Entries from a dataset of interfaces
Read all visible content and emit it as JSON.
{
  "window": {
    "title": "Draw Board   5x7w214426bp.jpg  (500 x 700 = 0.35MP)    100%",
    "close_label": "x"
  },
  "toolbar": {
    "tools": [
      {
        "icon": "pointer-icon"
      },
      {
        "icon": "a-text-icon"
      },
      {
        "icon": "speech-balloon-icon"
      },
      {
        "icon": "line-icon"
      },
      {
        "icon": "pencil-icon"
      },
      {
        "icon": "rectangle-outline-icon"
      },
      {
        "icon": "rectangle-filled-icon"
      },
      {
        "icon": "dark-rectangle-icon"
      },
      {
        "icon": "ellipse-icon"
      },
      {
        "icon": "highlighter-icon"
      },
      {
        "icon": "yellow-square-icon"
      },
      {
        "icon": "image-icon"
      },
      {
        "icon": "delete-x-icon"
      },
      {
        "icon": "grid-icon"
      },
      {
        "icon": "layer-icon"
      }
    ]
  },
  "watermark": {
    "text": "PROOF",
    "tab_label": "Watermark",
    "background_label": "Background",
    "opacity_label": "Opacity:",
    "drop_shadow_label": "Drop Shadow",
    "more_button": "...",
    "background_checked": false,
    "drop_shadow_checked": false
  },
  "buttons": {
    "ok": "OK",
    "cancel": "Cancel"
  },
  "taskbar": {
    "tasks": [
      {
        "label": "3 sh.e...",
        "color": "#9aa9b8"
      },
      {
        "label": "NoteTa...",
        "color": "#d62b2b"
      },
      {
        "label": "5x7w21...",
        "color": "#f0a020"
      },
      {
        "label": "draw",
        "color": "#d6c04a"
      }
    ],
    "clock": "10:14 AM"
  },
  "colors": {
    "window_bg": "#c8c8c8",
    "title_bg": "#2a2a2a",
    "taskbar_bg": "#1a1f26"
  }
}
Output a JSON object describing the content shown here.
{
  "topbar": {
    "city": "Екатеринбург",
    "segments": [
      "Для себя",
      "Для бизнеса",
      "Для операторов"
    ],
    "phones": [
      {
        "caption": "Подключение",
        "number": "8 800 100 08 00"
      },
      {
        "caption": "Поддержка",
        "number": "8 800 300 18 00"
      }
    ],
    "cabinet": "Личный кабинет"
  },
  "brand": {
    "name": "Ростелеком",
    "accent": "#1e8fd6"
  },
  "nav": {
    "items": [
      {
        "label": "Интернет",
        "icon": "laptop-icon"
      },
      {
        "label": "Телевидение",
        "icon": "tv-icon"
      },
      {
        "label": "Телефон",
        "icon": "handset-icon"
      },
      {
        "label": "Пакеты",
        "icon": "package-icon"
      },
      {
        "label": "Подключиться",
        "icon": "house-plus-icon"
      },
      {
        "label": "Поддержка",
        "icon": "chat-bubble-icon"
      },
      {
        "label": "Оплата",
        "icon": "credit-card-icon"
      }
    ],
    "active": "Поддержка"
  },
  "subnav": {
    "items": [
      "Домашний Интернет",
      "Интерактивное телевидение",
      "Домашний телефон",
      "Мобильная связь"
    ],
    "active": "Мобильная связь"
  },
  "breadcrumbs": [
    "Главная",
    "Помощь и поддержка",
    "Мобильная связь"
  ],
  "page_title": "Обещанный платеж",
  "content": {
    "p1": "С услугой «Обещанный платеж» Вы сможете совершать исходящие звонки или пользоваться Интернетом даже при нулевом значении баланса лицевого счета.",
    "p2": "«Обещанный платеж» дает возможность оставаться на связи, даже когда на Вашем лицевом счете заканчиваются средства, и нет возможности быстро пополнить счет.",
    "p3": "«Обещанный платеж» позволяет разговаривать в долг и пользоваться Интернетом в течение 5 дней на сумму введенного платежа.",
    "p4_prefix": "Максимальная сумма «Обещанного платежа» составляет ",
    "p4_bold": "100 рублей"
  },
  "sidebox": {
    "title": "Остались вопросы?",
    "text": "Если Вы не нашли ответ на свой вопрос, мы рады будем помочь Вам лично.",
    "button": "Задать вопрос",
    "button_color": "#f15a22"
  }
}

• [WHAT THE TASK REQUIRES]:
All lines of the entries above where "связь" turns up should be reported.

• [SOLUTION FOR THIS EXERCISE]:
      "Мобильная связь"
    "active": "Мобильная связь"
    "Мобильная связь"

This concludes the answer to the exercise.